Before that Final however, Cowan was named as the North American Football Confederation (N.A.F.C.) Player of the Year for 1951 after his terrific displays for Dundee and his League Cup winning achievement. In 1961, the N.A.F.C merged with the Football Confederation of Central America and the Caribbean (C.C.C.F.) to form the Confederation of North, Central America and Caribbean Association Football (C.O.N.C.A.C.A.F.) and become the modern day governing body for football in the region. Cowan is now listed therefore as the C.O.N.C.A.C.A.F. Player of the Year for 1951 as the winners from both federations were absorbed into the list for the new Association. It was a tremendous accolade for Jack who became the first Dundee player to be awarded with any player of the year award outside of the Club.
There was to be more final disappointment for Cowan however in October 1952 when he was unfit to play to in Dundee’s third appointment at the National Stadium within twelve months, when they successfully defended their League Cup trophy against B Division Kilmarnock.

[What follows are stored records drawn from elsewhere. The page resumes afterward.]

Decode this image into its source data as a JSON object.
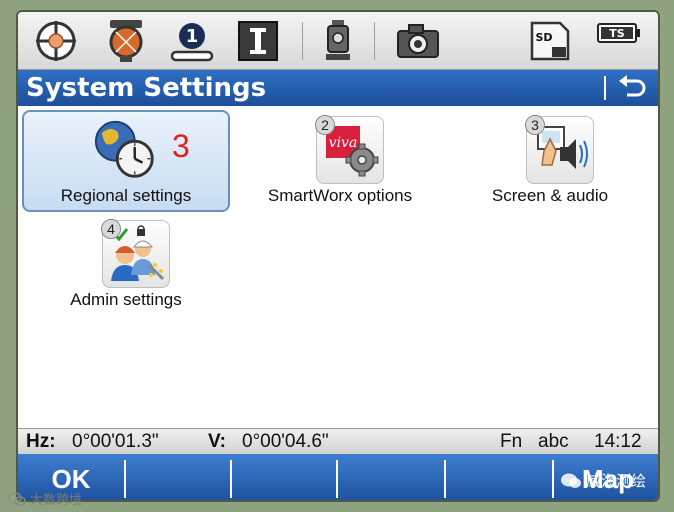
{
  "title": "System Settings",
  "top_icons": [
    "target-icon",
    "prism-icon",
    "job-1-icon",
    "instrument-i-icon",
    "total-station-icon",
    "camera-icon",
    "sd-card-icon",
    "ts-battery-icon"
  ],
  "job_number": "1",
  "ts_label": "TS",
  "sd_label": "SD",
  "tiles": [
    {
      "num": "",
      "label": "Regional settings",
      "icon": "globe-clock-icon",
      "badge": "3"
    },
    {
      "num": "2",
      "label": "SmartWorx options",
      "icon": "smartworx-gear-icon",
      "logo_text": "viva"
    },
    {
      "num": "3",
      "label": "Screen & audio",
      "icon": "screen-audio-icon"
    },
    {
      "num": "4",
      "label": "Admin settings",
      "icon": "admin-users-icon"
    }
  ],
  "status": {
    "hz_label": "Hz:",
    "hz_value": "0°00'01.3\"",
    "v_label": "V:",
    "v_value": "0°00'04.6\"",
    "fn": "Fn",
    "mode": "abc",
    "time": "14:12"
  },
  "softkeys": {
    "ok": "OK",
    "map": "Map"
  },
  "watermarks": {
    "left": "大数跨境",
    "right": "威海测绘"
  },
  "colors": {
    "title_bar": "#1d4f9a",
    "accent_red": "#e02020",
    "selection": "#c7dcf2"
  }
}
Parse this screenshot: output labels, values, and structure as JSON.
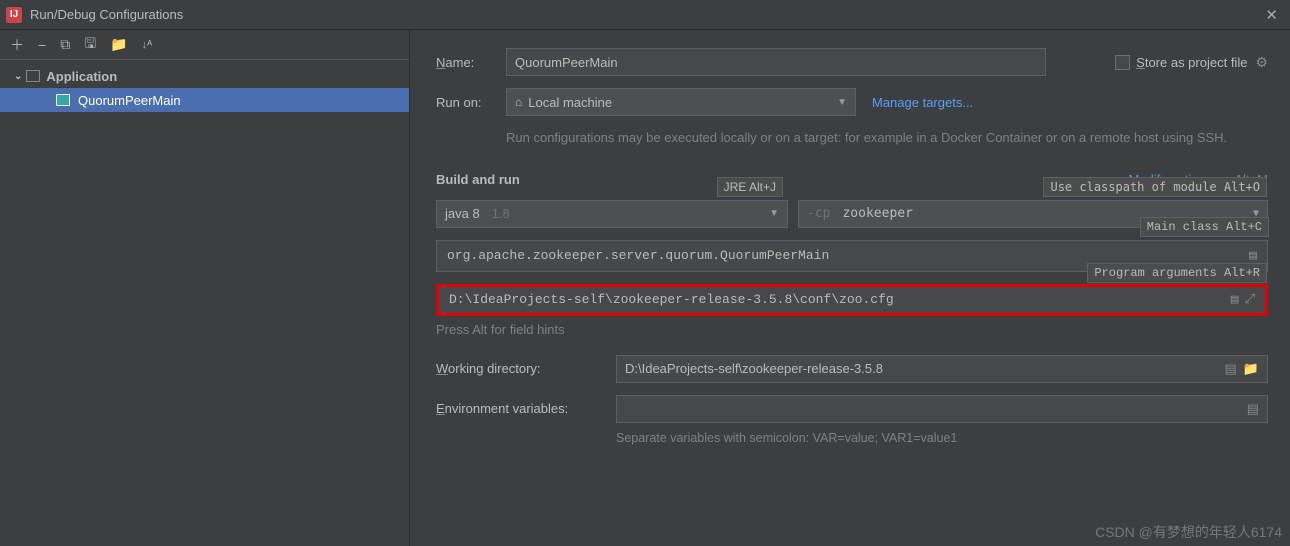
{
  "titlebar": {
    "title": "Run/Debug Configurations"
  },
  "sidebar": {
    "group": "Application",
    "selected": "QuorumPeerMain"
  },
  "form": {
    "name_label": "Name:",
    "name_value": "QuorumPeerMain",
    "store_label": "Store as project file",
    "runon_label": "Run on:",
    "runon_value": "Local machine",
    "manage_targets": "Manage targets...",
    "runon_help": "Run configurations may be executed locally or on a target: for example in a Docker Container or on a remote host using SSH.",
    "buildrun_label": "Build and run",
    "modify_options": "Modify options",
    "modify_shortcut": "Alt+M",
    "jre_name": "java 8",
    "jre_version": "1.8",
    "jre_tooltip": "JRE Alt+J",
    "cp_prefix": "-cp",
    "cp_value": "zookeeper",
    "cp_tooltip": "Use classpath of module Alt+O",
    "main_class": "org.apache.zookeeper.server.quorum.QuorumPeerMain",
    "main_class_tooltip": "Main class Alt+C",
    "program_args": "D:\\IdeaProjects-self\\zookeeper-release-3.5.8\\conf\\zoo.cfg",
    "program_args_tooltip": "Program arguments Alt+R",
    "field_hint": "Press Alt for field hints",
    "workdir_label": "Working directory:",
    "workdir_value": "D:\\IdeaProjects-self\\zookeeper-release-3.5.8",
    "env_label": "Environment variables:",
    "env_value": "",
    "env_hint": "Separate variables with semicolon: VAR=value; VAR1=value1"
  },
  "watermark": "CSDN @有梦想的年轻人6174"
}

Cowan had played in all nine matches on the road to Hampden and so was bitterly disappointed to get injured the week before the Final in a league match against Hearts at Dens. He was replaced in the side by South African Gordon Frew but there was some consolation for Jack as he watched his side retain the trophy with a 2-0 win.
Whilst at Dens, Cowan was selected to play for both the Scottish International team and the Irish International team but he was unable to qualify because he was not of direct Scottish or Irish descent.
In his final season at Dens, Cowan made the decision to return to his native Canada but The Dee were unwilling to let one of their stalwarts go and made him a very good offer to stay. When he turned down the offer, Dundee tried to prevent him from continuing his football career, but an appeal to F.I.F.A. allowed him to sign for Vancouver Halecos and return ‘home’ with his Dundonian wife.
In his first season back at the Halecos (they had changed their name from Vancouver City who Jack had played for before joining Dundee), he captained them to the 1955 Dominion Soccer Championships and would go on to represent the Canadian national side.
He also played many games for the British Columbian All Stars and played for a Canadian All Star team against Lokomotive Moscow in Toronto in 1956 but when selected to play for Canada away to Mexico in a World Cup qualifier later that year, he turned down the invitation and decided to retire from football at the age of twenty-nine to concentrate on his engineering career.
In 1974, Cowan was inducted into the British Columbia Sports Hall of Fame and in May 2000 he was honoured to be one of the first inductees in the Canadian Soccer Hall of Fame and was listed in their Canadian Team of the Century.
It is surely only a matter of time before a similar honour is bestowed upon him at Dens and he is inducted into the Dundee Hall of Fame.
Honours at Dundee:
Scottish League Cup winner: 1951/52
Scottish Cup runner-up: 1952
C.O.N.C.A.C.A.F. Player of the Year: 1951
League: 115, 1 goal
Scottish Cup: 13
League Cup: 21
Totals: 149, 1 goal